such as internal control. Second, the integrity of a company’s financial
statements would be essentially unassailable. Revenue and expense transactions
could not be falsified if they required the encrypted signature of the
counterparty in order to be accepted as valid. In the case of Bitcoin,
transactions only occur when wealth is transferred, so there is no incentive
and considerable cost associated with spurious activity. Taken together, both
of these effects would have a strong positive effect on stock prices, borrowing
rates, and a variety of other fundamentals.
difficult think of ways to manipulate even a highly reliable system like the
one described. Schemes like off balance sheet arrangements, improper
valuations, disguised self-dealing, etc. would still be possible under a triple
entry model, so new regulations would be necessary to mitigate some of the new
sources of risk. These could be totally voluntary or only required for publicly
listed companies, though companies of all sizes stand to benefit from better
financials. For example, US Generally Accepted Accounting Principles could adopt
the stance that, if it isn’t on the blockchain then it does not exist / didn’t
happen and cannot be included in the financial statements. Rather than being
created at random, financial wallet addresses could be assigned by a trusted
third party such as the SEC or some yet to be created private organization in
order to guard against abuse. It is true that new regulations would require
firms to share some amount of proprietary information, but probably not more
than they are currently required to disclose, just in a different form. The
standard of privacy enjoyed by public firms in the United States is already
entry is possible using existing Bitcoin infrastructure (with minor
modifications) and highly desirable for both companies and outsiders. Its
adoption would enhance the credibility of the financial statements of

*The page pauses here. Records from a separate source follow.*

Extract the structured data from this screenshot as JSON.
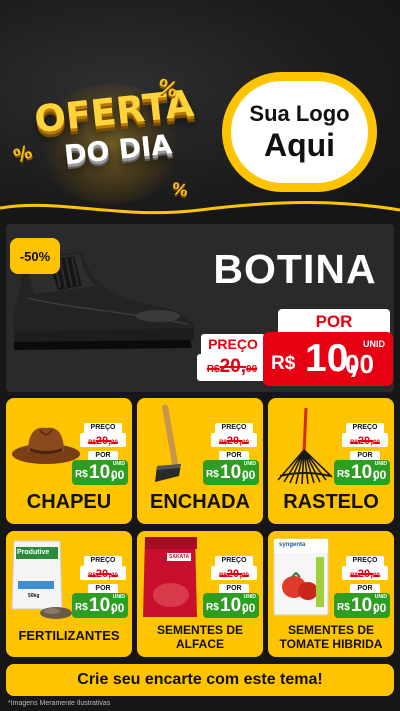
{
  "header": {
    "badge_line1": "OFERTA",
    "badge_line2": "DO DIA",
    "percent_symbol": "%",
    "logo_line1": "Sua Logo",
    "logo_line2": "Aqui"
  },
  "hero": {
    "discount": "-50%",
    "title": "BOTINA",
    "preco_label": "PREÇO",
    "old_currency": "R$",
    "old_value": "20,",
    "old_cents": "00",
    "por_label": "POR",
    "unid_label": "UNID",
    "new_currency": "R$",
    "new_value": "10,",
    "new_cents": "00"
  },
  "price_tag": {
    "preco_label": "PREÇO",
    "old_currency": "R$",
    "old_value": "20,",
    "old_cents": "00",
    "por_label": "POR",
    "unid_label": "UNID",
    "new_currency": "R$",
    "new_value": "10,",
    "new_cents": "00"
  },
  "products": [
    {
      "name": "CHAPEU"
    },
    {
      "name": "ENCHADA"
    },
    {
      "name": "RASTELO"
    },
    {
      "name": "FERTILIZANTES",
      "package_text": "Produtive",
      "package_weight": "50kg"
    },
    {
      "name": "SEMENTES DE ALFACE",
      "package_brand": "SAKATA"
    },
    {
      "name": "SEMENTES DE TOMATE HIBRIDA",
      "package_brand": "syngenta"
    }
  ],
  "footer": {
    "cta": "Crie seu encarte com este tema!",
    "note": "*Imagens Meramente Ilustrativas"
  },
  "colors": {
    "yellow": "#ffc400",
    "red": "#e60012",
    "green": "#2e9e22",
    "dark": "#161616"
  }
}
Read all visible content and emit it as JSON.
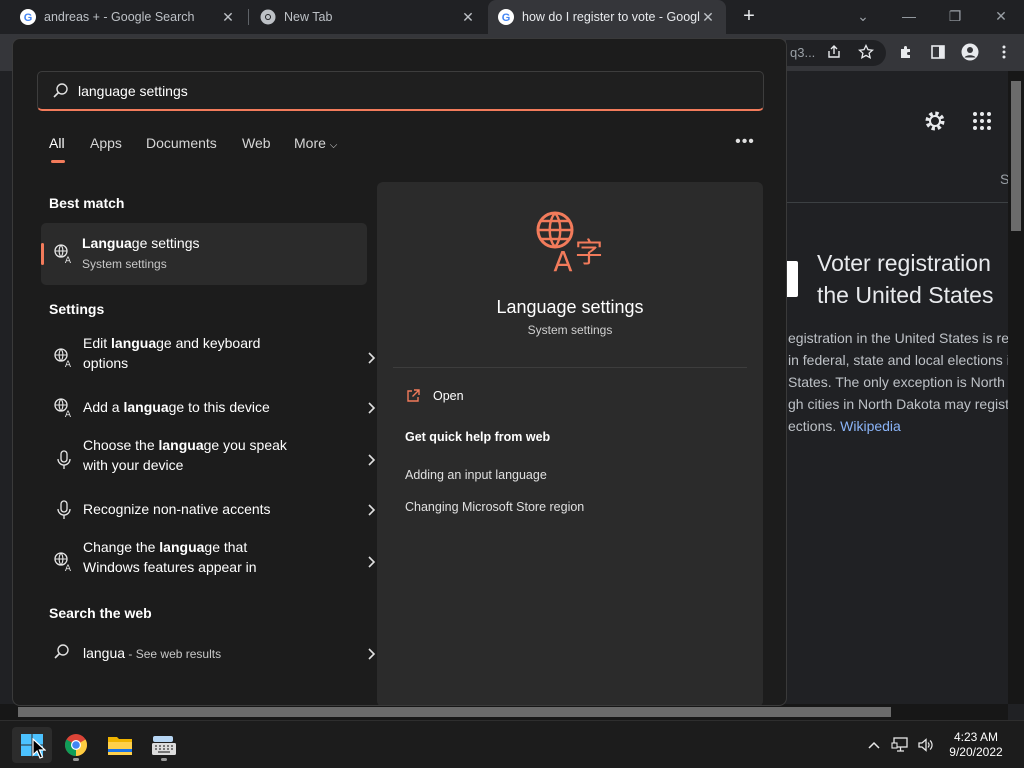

participants. Further, triple entry would empower smaller enterprises and
create opportunities for growth by offering a very low cost way to prove
economic activity to outside stakeholders, such as banks or angel investors.
Triple entry accounting doesn’t address every financial statement assertion or
totally take risk off the table, but its adoption would contribute greatly to
the safety and stability of securities markets
STATEMENT OF THE PROBLEM
A transaction of what one would
regard as “simple” has now grown to be complex due to the introduction of
digital currencies. Instead of paying with cash, cheque, or with plastic (i.e.
debit or credit card), the customer can now initiate a payment to the vendor
while the vendor hands them their purchase, be it a virtual item in a game,
tokens to be used to purchase tunes, or an exchange to digital coinage.
The cryptocurrency bitcoin is now
in the spotlight due to its decentralized nature, relieving users of
transaction fees. However, its ability to provide anonymous transactions has
made it an ideal currency for illicit transfers due to its ease in
convertibility between bitcoin and real currency.
As discussions about regulating digital
currencies become more prominent, some users have already started to counter
their attempts, with software and applications like the Dark Wallet, where its
main function is to launder bitcoins. Governments are cautious in quickly
providing a response; while it is important to ensure that the risks relating
to the usage of digital coinage are reduced, they also need to consider what
users value from the currency: privacy. The concern on privacy raises issues on
whether governments should regulate a currency that is intangible and not
belonging to any jurisdictions, yet may have an effect on the economy.